I’ve already got some ideas on how to break into the winner’s circle next time.

2010 JUDGES PANEL AWARDS

1st: Fontaines | Hop n’ Spicy (#32)

2nd: Gibneys | ELT Ale (#49)

3rd: Taco Mac | PNS Reserve (#11)

4th: Locos | Moose Brew (#79)

PEOPLE’S CHOICE AWARD

Cypress Street | Knobzilla Vanilla Oatmeal Stout (#50)

BIGGEST LOSER

Raging Burrito | Raging Xocolate (#37)

The Atlanta Humane Society was voted best charity and took home a check of $1,876 from Brew Your Cask Off.


Brewing My Cask Off!

Posted March 15, 2010 by daniel 1 Comment | Post a Comment

As the cab pulled up to SweetWater Brewery, I knew there would be trouble. But for whom? Read More…

Beer and a Sense of Place

Posted March 11, 2010 by daniel 0 Comments | Post a Comment

Twice now, I’ve helped grow a beer community. First time was working for Charlie Papazian at the Association of Brewers where a posse pushed the Colorado beer culture into the stratosphere. The second was here in Durham, NC, where a wasteland has become a mecca in an eye blink. Both times, festivals were the leading edge, gathering beer lovers in one place and sharing that sense of being of the same tribe—the Beer is Good Tribe.

Me with a gang from the Charolotte Beer Club

Now we’re at it again in Columbia, SC. If you missed round two of the World Beer Festival-Columbia, you missed something special. This is an eager beer town. There are maybe a dozen “influencers,” passionate beer lovers driving the evangelical mission. What’s pretty cool is the local industry seems as excited as the zealots. There’s a beer retailer who can’t help enough. The homebrewers are eager and passionate. The wholesalers are all on board, too. With Flying Saucer and Mellow Mushroom smack in the middle of nearly 100 retail license holders, it is a serious beer market.
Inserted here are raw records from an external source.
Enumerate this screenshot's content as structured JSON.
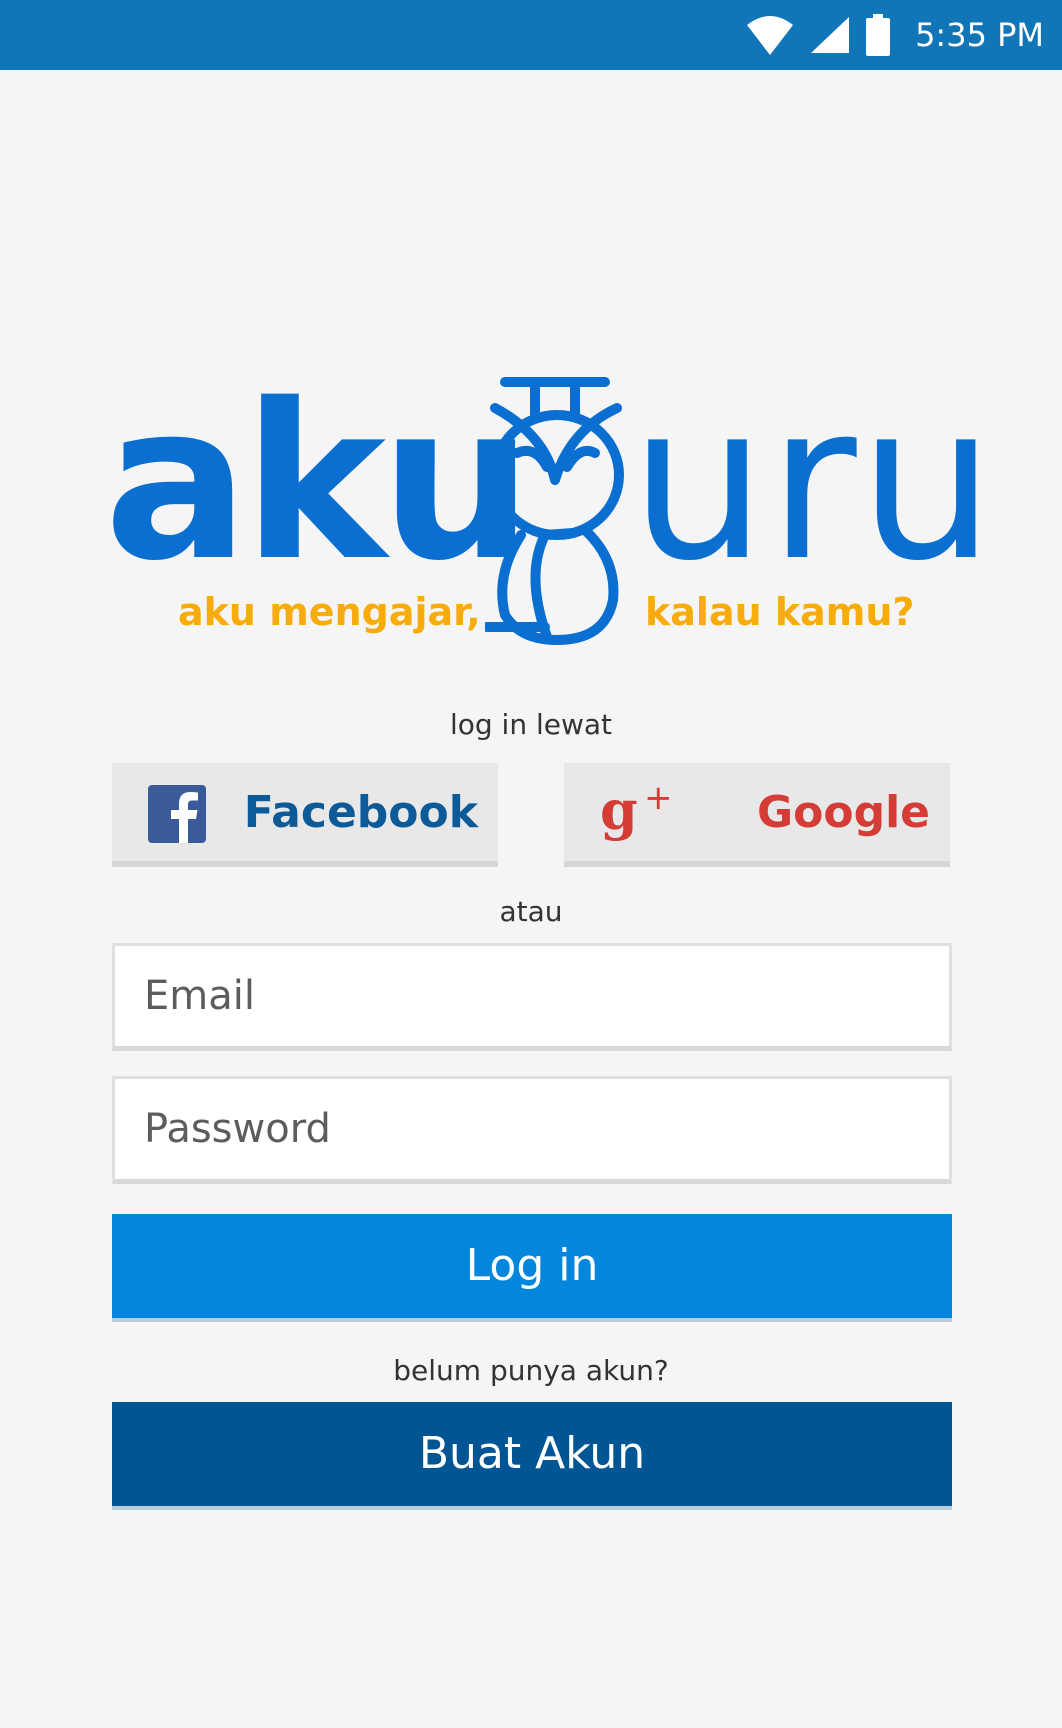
{
  "status_bar": {
    "time": "5:35 PM",
    "icons": [
      "wifi-icon",
      "cellular-signal-icon",
      "battery-icon"
    ],
    "color": "#1176b8"
  },
  "logo": {
    "left_text": "aku",
    "right_text": "uru",
    "tagline_left": "aku mengajar,",
    "tagline_right": "kalau kamu?",
    "primary_color": "#0a6fd0",
    "tagline_color": "#f8ac0c"
  },
  "login_via_label": "log in lewat",
  "social": {
    "facebook": {
      "label": "Facebook",
      "icon": "facebook-icon",
      "color": "#0d5a99"
    },
    "google": {
      "label": "Google",
      "icon": "google-plus-icon",
      "color": "#d43c35"
    }
  },
  "or_label": "atau",
  "form": {
    "email_placeholder": "Email",
    "email_value": "",
    "password_placeholder": "Password",
    "password_value": ""
  },
  "login_button": {
    "label": "Log in",
    "color": "#0386dc"
  },
  "no_account_label": "belum punya akun?",
  "signup_button": {
    "label": "Buat Akun",
    "color": "#005595"
  }
}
The pieces are in place.

The crowd in front of Unibroue

And we add the forum. This year, attendance was up 25% and the crowds couldn’t be nicer—after all, it is South Carolina. Lot’s of pleases and thank-yous. The volunteers who sign-up, show-up. The convention center people propose solutions to problems that haven’t happened, yet.
And when last call happened, everyone just walked out!

A sample of the thousands of guests and hundreds of volunteers
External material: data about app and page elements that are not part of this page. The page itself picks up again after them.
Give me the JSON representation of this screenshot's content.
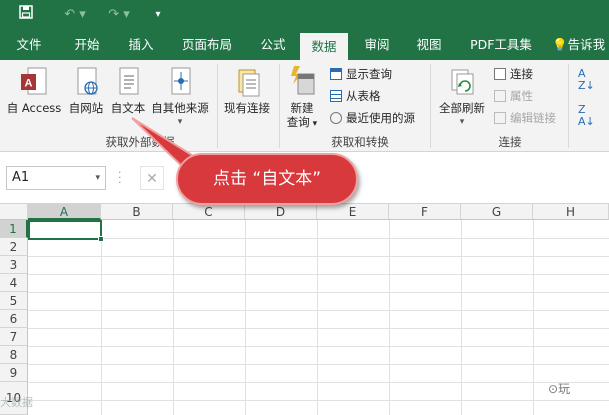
{
  "qat": {
    "save_icon": "save-icon",
    "undo_icon": "undo-icon",
    "redo_icon": "redo-icon",
    "customize_icon": "customize-qat-icon"
  },
  "tabs": [
    "文件",
    "开始",
    "插入",
    "页面布局",
    "公式",
    "数据",
    "审阅",
    "视图",
    "PDF工具集"
  ],
  "active_tab": "数据",
  "tell_me": "告诉我",
  "ribbon": {
    "get_external": {
      "label": "获取外部数据",
      "buttons": [
        "自 Access",
        "自网站",
        "自文本",
        "自其他来源"
      ],
      "other_source_arrow": "▾"
    },
    "existing": "现有连接",
    "new_query": {
      "line1": "新建",
      "line2": "查询"
    },
    "transform": {
      "label": "获取和转换",
      "items": [
        "显示查询",
        "从表格",
        "最近使用的源"
      ]
    },
    "refresh_all": "全部刷新",
    "connections": {
      "label": "连接",
      "items": [
        "连接",
        "属性",
        "编辑链接"
      ]
    }
  },
  "formula_bar": {
    "name_box": "A1",
    "cancel": "✕"
  },
  "grid": {
    "columns": [
      "A",
      "B",
      "C",
      "D",
      "E",
      "F",
      "G",
      "H"
    ],
    "rows": [
      "1",
      "2",
      "3",
      "4",
      "5",
      "6",
      "7",
      "8",
      "9",
      "10"
    ],
    "selected_cell": "A1"
  },
  "callout": "点击 “自文本”",
  "watermark": {
    "left": "大数据",
    "right": "玩"
  },
  "colors": {
    "excel_green": "#217346",
    "callout_red": "#d8393c",
    "selection": "#217346"
  }
}
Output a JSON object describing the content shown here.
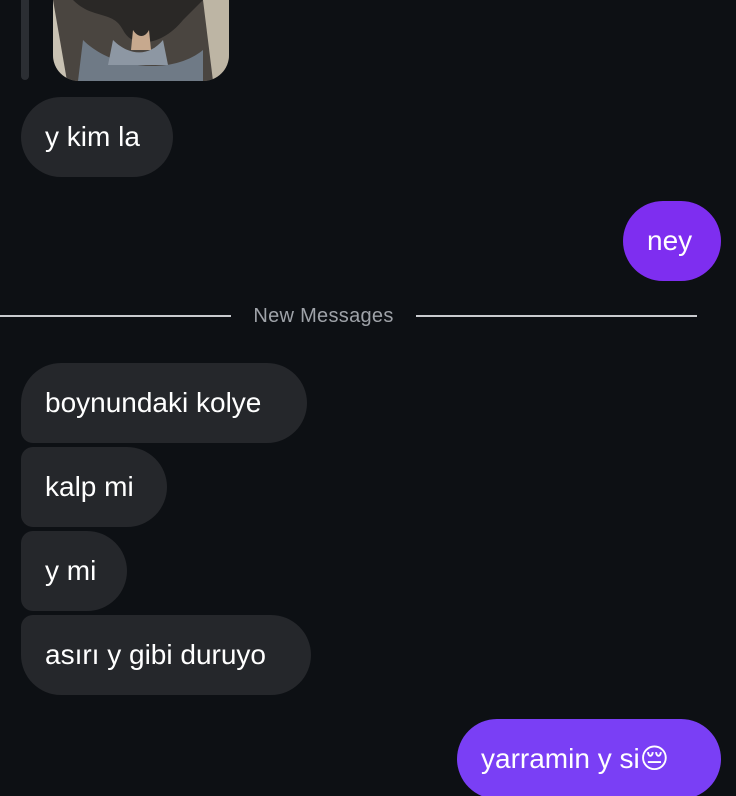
{
  "conversation": {
    "incoming_early": {
      "text": "y kim la"
    },
    "outgoing_early": {
      "text": "ney",
      "color": "#7e2ef0"
    },
    "divider": {
      "label": "New Messages"
    },
    "incoming_new": [
      {
        "text": "boynundaki kolye"
      },
      {
        "text": "kalp mi"
      },
      {
        "text": "y mi"
      },
      {
        "text": "asırı y gibi duruyo"
      }
    ],
    "outgoing_last": {
      "text": "yarramin y si",
      "emoji": "😔",
      "color": "#7a3ff5"
    }
  },
  "colors": {
    "background": "#0d1014",
    "incoming_bubble": "#25272b",
    "divider_line": "#c9cbcf",
    "divider_text": "#9ea2a8"
  }
}
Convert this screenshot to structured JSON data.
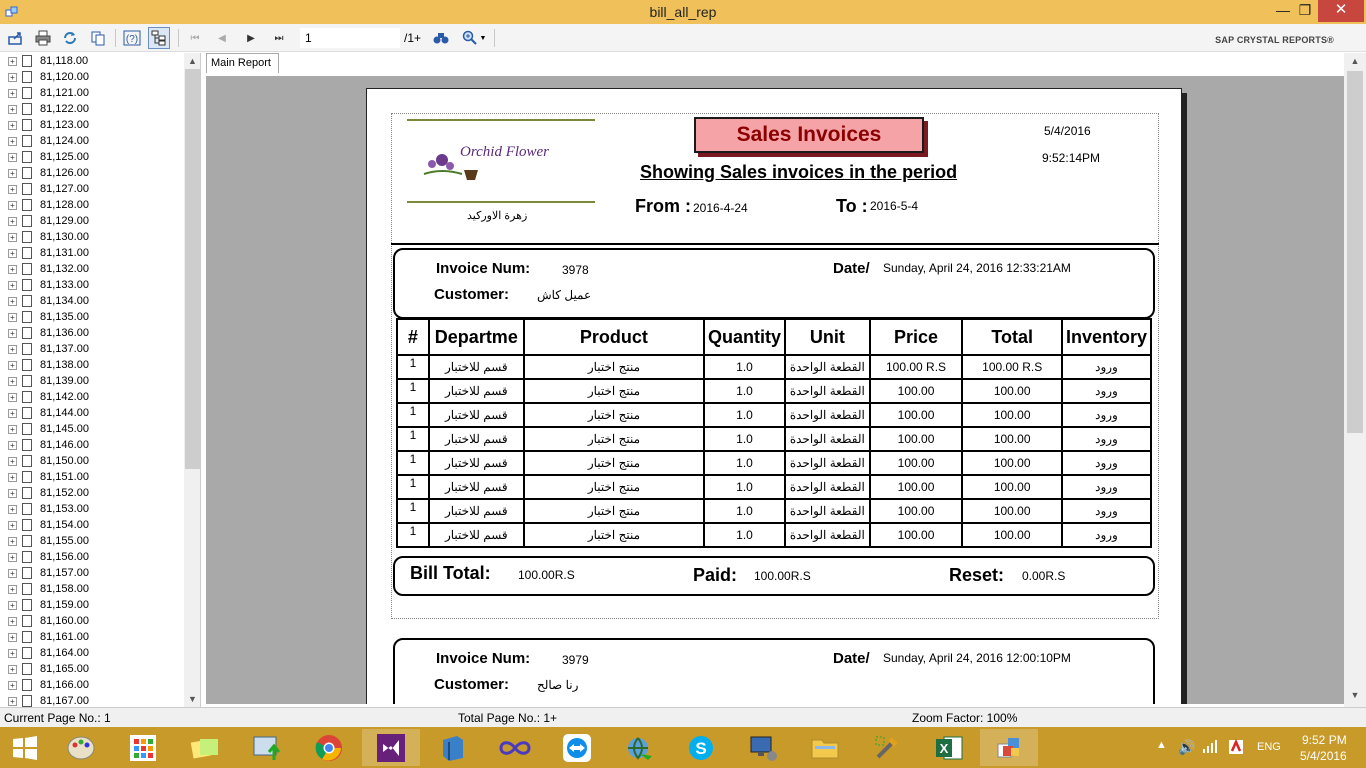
{
  "window": {
    "title": "bill_all_rep"
  },
  "toolbar": {
    "page_value": "1",
    "page_total": "/1+",
    "brand": "SAP CRYSTAL REPORTS®"
  },
  "tree": {
    "items": [
      "81,118.00",
      "81,120.00",
      "81,121.00",
      "81,122.00",
      "81,123.00",
      "81,124.00",
      "81,125.00",
      "81,126.00",
      "81,127.00",
      "81,128.00",
      "81,129.00",
      "81,130.00",
      "81,131.00",
      "81,132.00",
      "81,133.00",
      "81,134.00",
      "81,135.00",
      "81,136.00",
      "81,137.00",
      "81,138.00",
      "81,139.00",
      "81,142.00",
      "81,144.00",
      "81,145.00",
      "81,146.00",
      "81,150.00",
      "81,151.00",
      "81,152.00",
      "81,153.00",
      "81,154.00",
      "81,155.00",
      "81,156.00",
      "81,157.00",
      "81,158.00",
      "81,159.00",
      "81,160.00",
      "81,161.00",
      "81,164.00",
      "81,165.00",
      "81,166.00",
      "81,167.00"
    ]
  },
  "tabs": {
    "main": "Main Report"
  },
  "report": {
    "logo_text": "Orchid Flower",
    "logo_arabic": "زهرة الاوركيد",
    "title": "Sales Invoices",
    "subtitle": "Showing Sales invoices in the period",
    "print_date": "5/4/2016",
    "print_time": "9:52:14PM",
    "from_label": "From :",
    "from_value": "2016-4-24",
    "to_label": "To :",
    "to_value": "2016-5-4",
    "invoice1": {
      "num_label": "Invoice Num:",
      "num": "3978",
      "date_label": "Date/",
      "date": "Sunday, April 24, 2016  12:33:21AM",
      "customer_label": "Customer:",
      "customer": "عميل كاش",
      "columns": [
        "#",
        "Departme",
        "Product",
        "Quantity",
        "Unit",
        "Price",
        "Total",
        "Inventory"
      ],
      "rows": [
        [
          "1",
          "قسم للاختبار",
          "منتج اختبار",
          "1.0",
          "القطعة الواحدة",
          "100.00 R.S",
          "100.00 R.S",
          "ورود"
        ],
        [
          "1",
          "قسم للاختبار",
          "منتج اختبار",
          "1.0",
          "القطعة الواحدة",
          "100.00",
          "100.00",
          "ورود"
        ],
        [
          "1",
          "قسم للاختبار",
          "منتج اختبار",
          "1.0",
          "القطعة الواحدة",
          "100.00",
          "100.00",
          "ورود"
        ],
        [
          "1",
          "قسم للاختبار",
          "منتج اختبار",
          "1.0",
          "القطعة الواحدة",
          "100.00",
          "100.00",
          "ورود"
        ],
        [
          "1",
          "قسم للاختبار",
          "منتج اختبار",
          "1.0",
          "القطعة الواحدة",
          "100.00",
          "100.00",
          "ورود"
        ],
        [
          "1",
          "قسم للاختبار",
          "منتج اختبار",
          "1.0",
          "القطعة الواحدة",
          "100.00",
          "100.00",
          "ورود"
        ],
        [
          "1",
          "قسم للاختبار",
          "منتج اختبار",
          "1.0",
          "القطعة الواحدة",
          "100.00",
          "100.00",
          "ورود"
        ],
        [
          "1",
          "قسم للاختبار",
          "منتج اختبار",
          "1.0",
          "القطعة الواحدة",
          "100.00",
          "100.00",
          "ورود"
        ]
      ],
      "bill_total_label": "Bill Total:",
      "bill_total": "100.00R.S",
      "paid_label": "Paid:",
      "paid": "100.00R.S",
      "reset_label": "Reset:",
      "reset": "0.00R.S"
    },
    "invoice2": {
      "num_label": "Invoice Num:",
      "num": "3979",
      "date_label": "Date/",
      "date": "Sunday, April 24, 2016  12:00:10PM",
      "customer_label": "Customer:",
      "customer": "رنا صالح"
    }
  },
  "status": {
    "current_page": "Current Page No.: 1",
    "total_page": "Total Page No.: 1+",
    "zoom": "Zoom Factor: 100%"
  },
  "taskbar": {
    "lang": "ENG",
    "time": "9:52 PM",
    "date": "5/4/2016"
  },
  "colors": {
    "titlebar": "#f0c15a",
    "taskbar": "#c89a2a",
    "title_box": "#f5a3a7",
    "title_text": "#8b0000"
  }
}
Here’s a few beer notes from the floor.
Coast Brewery was out of their well-respected Kölsch, but their IPA was well-crafted, with a very herbal finish.
Foothills tapped a cask of Total Eclipse Stout for the VIP Lounge. Very soft, as a good cask ale should be, the stout finished with some very well-rounded chocolate notes, slighty toffee even.
Malheur from the Brewery De Landtsheer, Belgium was one of the treasures of the night. Coffee brown, it had a crisp, toasty nose. A study in malt that began with a lot of roasted nuts and finishing with lots of yeasty spiciness.
Wells’ Banana Bread Beer could be one of the more unusual beers, because it does have a distinctive banana bread flavor and it works. Take the breadiness of a classic ale and add in those deep notes of banana, rich and heavy, and there’s something unusual and special here.
I did have to follow that with Atwater Block’s Vanilla Porter, which always reminds me of crème brûlée.
Of course, a good dose of hops will balance all this sweetness. Victory Brewing consistently delivers sharp beers. Their HopDevil had a long fruity, tangy, dry finish lingering for quite some time.
I next settled in with a Stone Levitation. This one suffered from being too cold, so I dove into a plate of pulled pork. When I returned, the hop bite scoured the back of my mouth with just a hint of sweet malt to offset the rich hopping levels. This is a very, very bright beer with an amazingly long finish.
A quick stop at Chimay where I discovered the Blue was already history (these Columbians are pretty savvy) so I asked for a serving of the Red. There is a lot spice in the Chimay portfolio. This one had a spectacular pepper finish. A serious dinner beer.

Telling the Chimay story.

Thomas Creek Double IPA, very toasty, roasted malt, with a musty, hoppy finish. Rich and sharp at 12.5 percent ABV and 143 IBU.

I can only imagine what year #3 is going to bring for this exciting Columbia, SC market.  Next year’s fest is going to be pretty interesting.  Put it on you calendar and be sure to stay an extra day or two.  Great place to hang out.